Segment Start: Excerpted data

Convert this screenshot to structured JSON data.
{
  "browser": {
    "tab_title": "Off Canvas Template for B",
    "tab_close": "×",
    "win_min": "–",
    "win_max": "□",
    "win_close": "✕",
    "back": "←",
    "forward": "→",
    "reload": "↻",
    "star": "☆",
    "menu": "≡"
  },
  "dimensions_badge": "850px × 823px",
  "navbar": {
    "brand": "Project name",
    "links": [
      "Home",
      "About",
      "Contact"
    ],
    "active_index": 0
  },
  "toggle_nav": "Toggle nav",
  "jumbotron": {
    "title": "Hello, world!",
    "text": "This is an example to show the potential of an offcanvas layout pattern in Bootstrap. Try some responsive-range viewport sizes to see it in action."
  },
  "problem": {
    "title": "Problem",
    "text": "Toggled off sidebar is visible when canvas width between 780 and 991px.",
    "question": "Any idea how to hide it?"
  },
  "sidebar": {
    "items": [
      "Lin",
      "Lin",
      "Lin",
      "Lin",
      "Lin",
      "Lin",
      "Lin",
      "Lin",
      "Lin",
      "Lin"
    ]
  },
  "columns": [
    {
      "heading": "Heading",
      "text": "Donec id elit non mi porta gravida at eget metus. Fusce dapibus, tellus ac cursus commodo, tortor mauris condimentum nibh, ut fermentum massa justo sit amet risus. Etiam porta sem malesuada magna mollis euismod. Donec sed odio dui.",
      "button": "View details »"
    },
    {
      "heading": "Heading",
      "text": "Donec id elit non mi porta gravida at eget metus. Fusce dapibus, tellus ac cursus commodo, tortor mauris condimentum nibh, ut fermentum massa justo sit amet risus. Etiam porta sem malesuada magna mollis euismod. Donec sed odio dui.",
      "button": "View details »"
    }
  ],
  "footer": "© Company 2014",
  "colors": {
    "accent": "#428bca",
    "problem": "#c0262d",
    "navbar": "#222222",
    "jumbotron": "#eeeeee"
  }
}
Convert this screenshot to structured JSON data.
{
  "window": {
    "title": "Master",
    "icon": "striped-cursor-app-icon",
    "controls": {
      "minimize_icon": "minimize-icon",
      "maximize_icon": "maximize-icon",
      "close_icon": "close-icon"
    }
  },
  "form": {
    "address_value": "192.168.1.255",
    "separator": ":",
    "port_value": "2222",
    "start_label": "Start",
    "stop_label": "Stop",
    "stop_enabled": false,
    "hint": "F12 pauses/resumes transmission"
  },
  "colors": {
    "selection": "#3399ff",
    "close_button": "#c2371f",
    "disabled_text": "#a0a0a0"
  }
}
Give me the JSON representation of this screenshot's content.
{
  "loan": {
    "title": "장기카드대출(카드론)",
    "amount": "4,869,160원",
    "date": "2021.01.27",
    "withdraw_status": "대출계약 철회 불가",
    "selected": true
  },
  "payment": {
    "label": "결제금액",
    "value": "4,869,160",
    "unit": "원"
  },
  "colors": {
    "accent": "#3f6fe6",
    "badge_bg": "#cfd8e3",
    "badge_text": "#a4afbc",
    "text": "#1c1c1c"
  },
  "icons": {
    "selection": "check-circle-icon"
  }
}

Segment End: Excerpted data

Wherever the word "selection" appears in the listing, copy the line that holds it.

■ Response to this exercise:
    "selection": "#3399ff",
    "selection": "check-circle-icon"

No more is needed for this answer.